◆ **To do**
In the entries below, find every line with "expanded" and copy it.

Data about app and page elements:
....
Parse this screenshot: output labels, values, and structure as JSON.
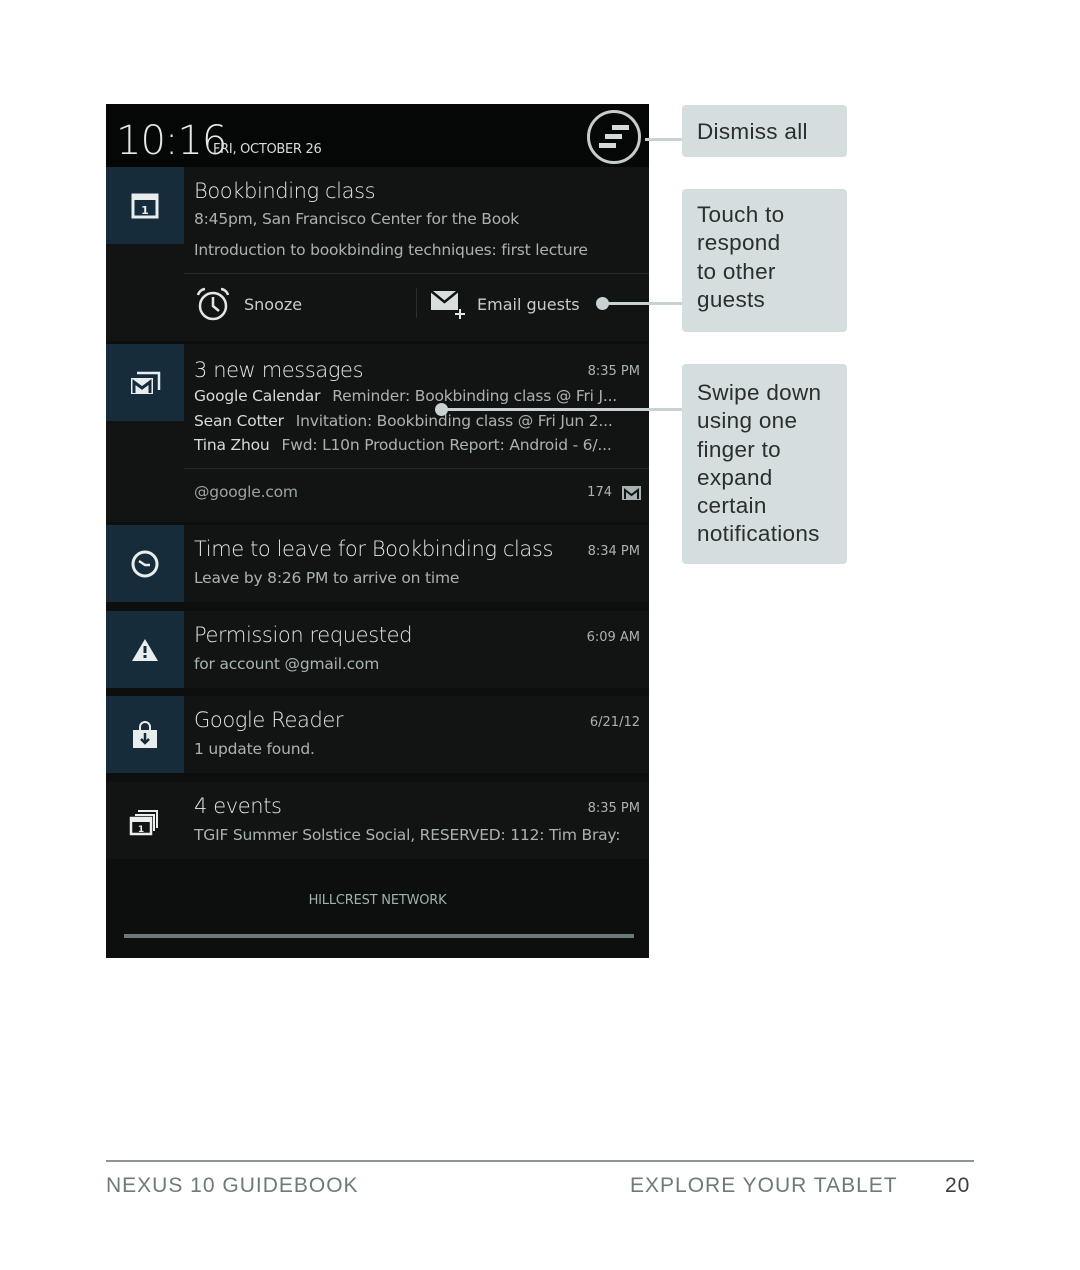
{
  "status_bar": {
    "time": "10:16",
    "date": "FRI, OCTOBER 26"
  },
  "notifications": [
    {
      "icon": "calendar-icon",
      "title": "Bookbinding class",
      "line1": "8:45pm, San Francisco Center for the Book",
      "line2": "Introduction to bookbinding techniques: first lecture",
      "actions": [
        {
          "icon": "alarm-clock-icon",
          "label": "Snooze"
        },
        {
          "icon": "email-add-icon",
          "label": "Email guests"
        }
      ]
    },
    {
      "icon": "gmail-stack-icon",
      "title": "3 new messages",
      "time": "8:35 PM",
      "messages": [
        {
          "sender": "Google Calendar",
          "text": "Reminder: Bookbinding class @ Fri J..."
        },
        {
          "sender": "Sean Cotter",
          "text": "Invitation: Bookbinding class @ Fri Jun 2..."
        },
        {
          "sender": "Tina Zhou",
          "text": "Fwd: L10n Production Report: Android - 6/..."
        }
      ],
      "account": "@google.com",
      "unread_count": "174"
    },
    {
      "icon": "clock-icon",
      "title": "Time to leave for Bookbinding class",
      "subtitle": "Leave by 8:26 PM to arrive on time",
      "time": "8:34 PM"
    },
    {
      "icon": "warning-icon",
      "title": "Permission requested",
      "subtitle": "for account @gmail.com",
      "time": "6:09 AM"
    },
    {
      "icon": "play-store-download-icon",
      "title": "Google Reader",
      "subtitle": "1 update found.",
      "time": "6/21/12"
    },
    {
      "icon": "calendar-stack-icon",
      "title": "4 events",
      "subtitle": "TGIF Summer Solstice Social, RESERVED: 112: Tim Bray:",
      "time": "8:35 PM"
    }
  ],
  "carrier": "HILLCREST NETWORK",
  "callouts": {
    "dismiss_all": "Dismiss all",
    "touch_respond": [
      "Touch to",
      "respond",
      "to other",
      "guests"
    ],
    "swipe_down": [
      "Swipe down",
      "using one",
      "finger to",
      "expand",
      "certain",
      "notifications"
    ]
  },
  "footer": {
    "book_title": "NEXUS 10 GUIDEBOOK",
    "section": "EXPLORE YOUR TABLET",
    "page_number": "20"
  },
  "colors": {
    "icon_tile": "#162c3a",
    "panel_bg": "#121414",
    "callout_bg": "#d5dede",
    "footer_text": "#6c7a7a"
  }
}
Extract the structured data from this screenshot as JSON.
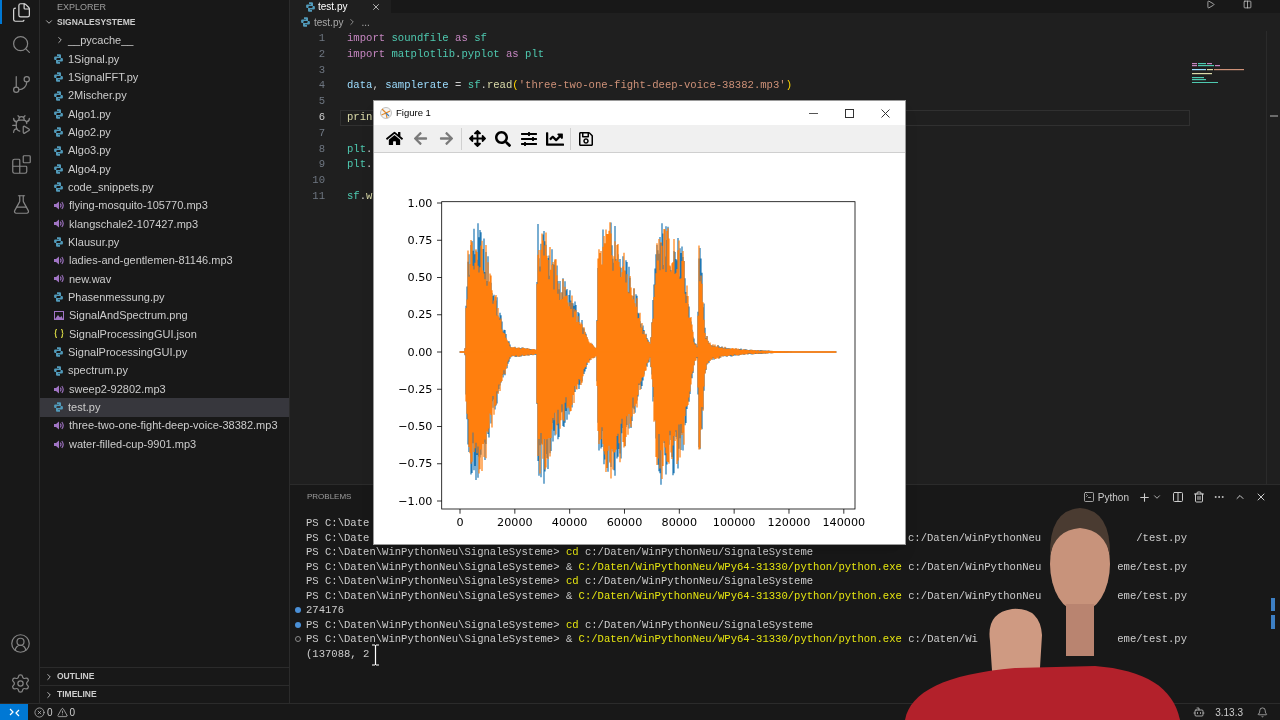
{
  "activity_bar": {
    "items": [
      {
        "kind": "explorer",
        "selected": true
      },
      {
        "kind": "search",
        "selected": false
      },
      {
        "kind": "source_control",
        "selected": false
      },
      {
        "kind": "run_debug",
        "selected": false
      },
      {
        "kind": "extensions",
        "selected": false
      },
      {
        "kind": "testing",
        "selected": false
      }
    ]
  },
  "explorer": {
    "title": "EXPLORER",
    "root": {
      "name": "SIGNALESYSTEME",
      "expanded": true,
      "children": [
        {
          "name": "__pycache__",
          "kind": "folder",
          "expanded": false,
          "selected": false
        },
        {
          "name": "1Signal.py",
          "kind": "python",
          "selected": false
        },
        {
          "name": "1SignalFFT.py",
          "kind": "python",
          "selected": false
        },
        {
          "name": "2Mischer.py",
          "kind": "python",
          "selected": false
        },
        {
          "name": "Algo1.py",
          "kind": "python",
          "selected": false
        },
        {
          "name": "Algo2.py",
          "kind": "python",
          "selected": false
        },
        {
          "name": "Algo3.py",
          "kind": "python",
          "selected": false
        },
        {
          "name": "Algo4.py",
          "kind": "python",
          "selected": false
        },
        {
          "name": "code_snippets.py",
          "kind": "python",
          "selected": false
        },
        {
          "name": "flying-mosquito-105770.mp3",
          "kind": "audio",
          "selected": false
        },
        {
          "name": "klangschale2-107427.mp3",
          "kind": "audio",
          "selected": false
        },
        {
          "name": "Klausur.py",
          "kind": "python",
          "selected": false
        },
        {
          "name": "ladies-and-gentlemen-81146.mp3",
          "kind": "audio",
          "selected": false
        },
        {
          "name": "new.wav",
          "kind": "audio",
          "selected": false
        },
        {
          "name": "Phasenmessung.py",
          "kind": "python",
          "selected": false
        },
        {
          "name": "SignalAndSpectrum.png",
          "kind": "image",
          "selected": false
        },
        {
          "name": "SignalProcessingGUI.json",
          "kind": "json",
          "selected": false
        },
        {
          "name": "SignalProcessingGUI.py",
          "kind": "python",
          "selected": false
        },
        {
          "name": "spectrum.py",
          "kind": "python",
          "selected": false
        },
        {
          "name": "sweep2-92802.mp3",
          "kind": "audio",
          "selected": false
        },
        {
          "name": "test.py",
          "kind": "python",
          "selected": true
        },
        {
          "name": "three-two-one-fight-deep-voice-38382.mp3",
          "kind": "audio",
          "selected": false
        },
        {
          "name": "water-filled-cup-9901.mp3",
          "kind": "audio",
          "selected": false
        }
      ]
    },
    "sections": [
      {
        "label": "OUTLINE",
        "expanded": false
      },
      {
        "label": "TIMELINE",
        "expanded": false
      }
    ]
  },
  "editor": {
    "tabs": [
      {
        "label": "test.py",
        "selected": true
      }
    ],
    "breadcrumb": [
      {
        "label": "test.py",
        "kind": "file"
      },
      {
        "label": "...",
        "kind": "symbol"
      }
    ],
    "lines": [
      {
        "number": "1",
        "current": false,
        "tokens": [
          {
            "text": "import",
            "kind": "keyword"
          },
          {
            "text": " soundfile",
            "kind": "module"
          },
          {
            "text": " as",
            "kind": "keyword"
          },
          {
            "text": " sf",
            "kind": "module"
          }
        ]
      },
      {
        "number": "2",
        "current": false,
        "tokens": [
          {
            "text": "import",
            "kind": "keyword"
          },
          {
            "text": " matplotlib",
            "kind": "module"
          },
          {
            "text": ".",
            "kind": "plain"
          },
          {
            "text": "pyplot",
            "kind": "module"
          },
          {
            "text": " as",
            "kind": "keyword"
          },
          {
            "text": " plt",
            "kind": "module"
          }
        ]
      },
      {
        "number": "3",
        "current": false
      },
      {
        "number": "4",
        "current": false,
        "tokens": [
          {
            "text": "data",
            "kind": "variable"
          },
          {
            "text": ", ",
            "kind": "plain"
          },
          {
            "text": "samplerate",
            "kind": "variable"
          },
          {
            "text": " = ",
            "kind": "plain"
          },
          {
            "text": "sf",
            "kind": "module"
          },
          {
            "text": ".",
            "kind": "plain"
          },
          {
            "text": "read",
            "kind": "function"
          },
          {
            "text": "(",
            "kind": "bracket"
          },
          {
            "text": "'three-two-one-fight-deep-voice-38382.mp3'",
            "kind": "string"
          },
          {
            "text": ")",
            "kind": "bracket"
          }
        ]
      },
      {
        "number": "5",
        "current": false
      },
      {
        "number": "6",
        "current": true,
        "tokens": [
          {
            "text": "prin",
            "kind": "function"
          }
        ]
      },
      {
        "number": "7",
        "current": false
      },
      {
        "number": "8",
        "current": false,
        "tokens": [
          {
            "text": "plt",
            "kind": "module"
          },
          {
            "text": ".",
            "kind": "plain"
          }
        ]
      },
      {
        "number": "9",
        "current": false,
        "tokens": [
          {
            "text": "plt",
            "kind": "module"
          },
          {
            "text": ".",
            "kind": "plain"
          }
        ]
      },
      {
        "number": "10",
        "current": false
      },
      {
        "number": "11",
        "current": false,
        "tokens": [
          {
            "text": "sf",
            "kind": "module"
          },
          {
            "text": ".",
            "kind": "plain"
          },
          {
            "text": "w",
            "kind": "function"
          }
        ]
      }
    ]
  },
  "panel": {
    "tabs": [
      {
        "label": "PROBLEMS",
        "selected": false
      }
    ],
    "terminal_name": "Python",
    "lines": [
      {
        "segments": [
          {
            "text": "PS C:\\Date",
            "kind": "plain"
          }
        ]
      },
      {
        "segments": [
          {
            "text": "PS C:\\Date",
            "kind": "plain"
          }
        ],
        "resume": [
          {
            "text": "c:/Daten/WinPythonNeu",
            "kind": "plain"
          }
        ],
        "tail": "/test.py"
      },
      {
        "segments": [
          {
            "text": "PS C:\\Daten\\WinPythonNeu\\SignaleSysteme> ",
            "kind": "plain"
          },
          {
            "text": "cd",
            "kind": "command"
          },
          {
            "text": " c:/Daten/WinPythonNeu/SignaleSysteme",
            "kind": "plain"
          }
        ]
      },
      {
        "segments": [
          {
            "text": "PS C:\\Daten\\WinPythonNeu\\SignaleSysteme> & ",
            "kind": "plain"
          },
          {
            "text": "C:/Daten/WinPythonNeu/WPy64-31330/python/python.exe",
            "kind": "command"
          },
          {
            "text": " c:/Daten/WinPythonNeu",
            "kind": "plain"
          }
        ],
        "tail": "eme/test.py"
      },
      {
        "segments": [
          {
            "text": "PS C:\\Daten\\WinPythonNeu\\SignaleSysteme> ",
            "kind": "plain"
          },
          {
            "text": "cd",
            "kind": "command"
          },
          {
            "text": " c:/Daten/WinPythonNeu/SignaleSysteme",
            "kind": "plain"
          }
        ]
      },
      {
        "segments": [
          {
            "text": "PS C:\\Daten\\WinPythonNeu\\SignaleSysteme> & ",
            "kind": "plain"
          },
          {
            "text": "C:/Daten/WinPythonNeu/WPy64-31330/python/python.exe",
            "kind": "command"
          },
          {
            "text": " c:/Daten/WinPythonNeu",
            "kind": "plain"
          }
        ],
        "tail": "eme/test.py"
      },
      {
        "marker": {
          "filled": true
        },
        "segments": [
          {
            "text": "274176",
            "kind": "plain"
          }
        ]
      },
      {
        "marker": {
          "filled": true
        },
        "segments": [
          {
            "text": "PS C:\\Daten\\WinPythonNeu\\SignaleSysteme> ",
            "kind": "plain"
          },
          {
            "text": "cd",
            "kind": "command"
          },
          {
            "text": " c:/Daten/WinPythonNeu/SignaleSysteme",
            "kind": "plain"
          }
        ]
      },
      {
        "marker": {
          "filled": false
        },
        "segments": [
          {
            "text": "PS C:\\Daten\\WinPythonNeu\\SignaleSysteme> & ",
            "kind": "plain"
          },
          {
            "text": "C:/Daten/WinPythonNeu/WPy64-31330/python/python.exe",
            "kind": "command"
          },
          {
            "text": " c:/Daten/Wi",
            "kind": "plain"
          }
        ],
        "tail": "eme/test.py"
      },
      {
        "segments": [
          {
            "text": "(137088, 2",
            "kind": "plain"
          }
        ]
      }
    ]
  },
  "status_bar": {
    "errors": "0",
    "warnings": "0",
    "python_version": "3.13.3"
  },
  "figure_window": {
    "title": "Figure 1",
    "toolbar_groups": [
      {
        "tools": [
          {
            "kind": "home",
            "disabled": false
          },
          {
            "kind": "back",
            "disabled": true
          },
          {
            "kind": "forward",
            "disabled": true
          }
        ]
      },
      {
        "tools": [
          {
            "kind": "pan",
            "disabled": false
          },
          {
            "kind": "zoom",
            "disabled": false
          },
          {
            "kind": "configure",
            "disabled": false
          },
          {
            "kind": "edit",
            "disabled": false
          }
        ]
      },
      {
        "tools": [
          {
            "kind": "save",
            "disabled": false
          }
        ]
      }
    ],
    "plot": {
      "y_tick_labels": [
        "1.00",
        "0.75",
        "0.50",
        "0.25",
        "0.00",
        "−0.25",
        "−0.50",
        "−0.75",
        "−1.00"
      ],
      "x_tick_labels": [
        "0",
        "20000",
        "40000",
        "60000",
        "80000",
        "100000",
        "120000",
        "140000"
      ]
    }
  }
}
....
◆ **Solution below**
      "expanded": true,
          "expanded": false,
        "expanded": false
        "expanded": false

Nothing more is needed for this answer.